_TO DO_
Retype the data below exactly, skipping pictures.

Stored records
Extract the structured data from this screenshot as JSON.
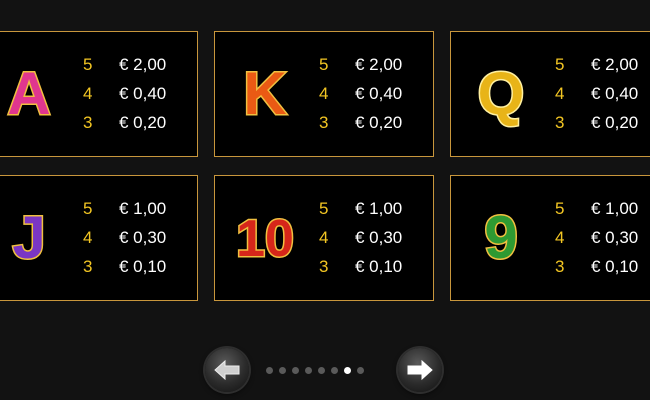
{
  "paytable": {
    "cards": [
      {
        "symbol": "A",
        "symbol_color": "#e0368f",
        "payouts": [
          {
            "count": "5",
            "value": "€ 2,00"
          },
          {
            "count": "4",
            "value": "€ 0,40"
          },
          {
            "count": "3",
            "value": "€ 0,20"
          }
        ]
      },
      {
        "symbol": "K",
        "symbol_color": "#ea5a14",
        "payouts": [
          {
            "count": "5",
            "value": "€ 2,00"
          },
          {
            "count": "4",
            "value": "€ 0,40"
          },
          {
            "count": "3",
            "value": "€ 0,20"
          }
        ]
      },
      {
        "symbol": "Q",
        "symbol_color": "#e8b418",
        "payouts": [
          {
            "count": "5",
            "value": "€ 2,00"
          },
          {
            "count": "4",
            "value": "€ 0,40"
          },
          {
            "count": "3",
            "value": "€ 0,20"
          }
        ]
      },
      {
        "symbol": "J",
        "symbol_color": "#7a36c4",
        "payouts": [
          {
            "count": "5",
            "value": "€ 1,00"
          },
          {
            "count": "4",
            "value": "€ 0,30"
          },
          {
            "count": "3",
            "value": "€ 0,10"
          }
        ]
      },
      {
        "symbol": "10",
        "symbol_color": "#d6261a",
        "payouts": [
          {
            "count": "5",
            "value": "€ 1,00"
          },
          {
            "count": "4",
            "value": "€ 0,30"
          },
          {
            "count": "3",
            "value": "€ 0,10"
          }
        ]
      },
      {
        "symbol": "9",
        "symbol_color": "#2e9a32",
        "payouts": [
          {
            "count": "5",
            "value": "€ 1,00"
          },
          {
            "count": "4",
            "value": "€ 0,30"
          },
          {
            "count": "3",
            "value": "€ 0,10"
          }
        ]
      }
    ]
  },
  "navigation": {
    "prev_icon": "arrow-left-icon",
    "next_icon": "arrow-right-icon",
    "total_pages": 8,
    "current_page": 7
  },
  "colors": {
    "background": "#121212",
    "card_border": "#c8963c",
    "count_text": "#f3c623",
    "value_text": "#ffffff",
    "symbol_outline": "#f0c040"
  }
}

_OUTPUT OF THE TASK_
Extract the structured data from this screenshot as JSON.
{
  "paytable": {
    "cards": [
      {
        "symbol": "A",
        "symbol_color": "#e0368f",
        "payouts": [
          {
            "count": "5",
            "value": "€ 2,00"
          },
          {
            "count": "4",
            "value": "€ 0,40"
          },
          {
            "count": "3",
            "value": "€ 0,20"
          }
        ]
      },
      {
        "symbol": "K",
        "symbol_color": "#ea5a14",
        "payouts": [
          {
            "count": "5",
            "value": "€ 2,00"
          },
          {
            "count": "4",
            "value": "€ 0,40"
          },
          {
            "count": "3",
            "value": "€ 0,20"
          }
        ]
      },
      {
        "symbol": "Q",
        "symbol_color": "#e8b418",
        "payouts": [
          {
            "count": "5",
            "value": "€ 2,00"
          },
          {
            "count": "4",
            "value": "€ 0,40"
          },
          {
            "count": "3",
            "value": "€ 0,20"
          }
        ]
      },
      {
        "symbol": "J",
        "symbol_color": "#7a36c4",
        "payouts": [
          {
            "count": "5",
            "value": "€ 1,00"
          },
          {
            "count": "4",
            "value": "€ 0,30"
          },
          {
            "count": "3",
            "value": "€ 0,10"
          }
        ]
      },
      {
        "symbol": "10",
        "symbol_color": "#d6261a",
        "payouts": [
          {
            "count": "5",
            "value": "€ 1,00"
          },
          {
            "count": "4",
            "value": "€ 0,30"
          },
          {
            "count": "3",
            "value": "€ 0,10"
          }
        ]
      },
      {
        "symbol": "9",
        "symbol_color": "#2e9a32",
        "payouts": [
          {
            "count": "5",
            "value": "€ 1,00"
          },
          {
            "count": "4",
            "value": "€ 0,30"
          },
          {
            "count": "3",
            "value": "€ 0,10"
          }
        ]
      }
    ]
  },
  "navigation": {
    "prev_icon": "arrow-left-icon",
    "next_icon": "arrow-right-icon",
    "total_pages": 8,
    "current_page": 7
  },
  "colors": {
    "background": "#121212",
    "card_border": "#c8963c",
    "count_text": "#f3c623",
    "value_text": "#ffffff",
    "symbol_outline": "#f0c040"
  }
}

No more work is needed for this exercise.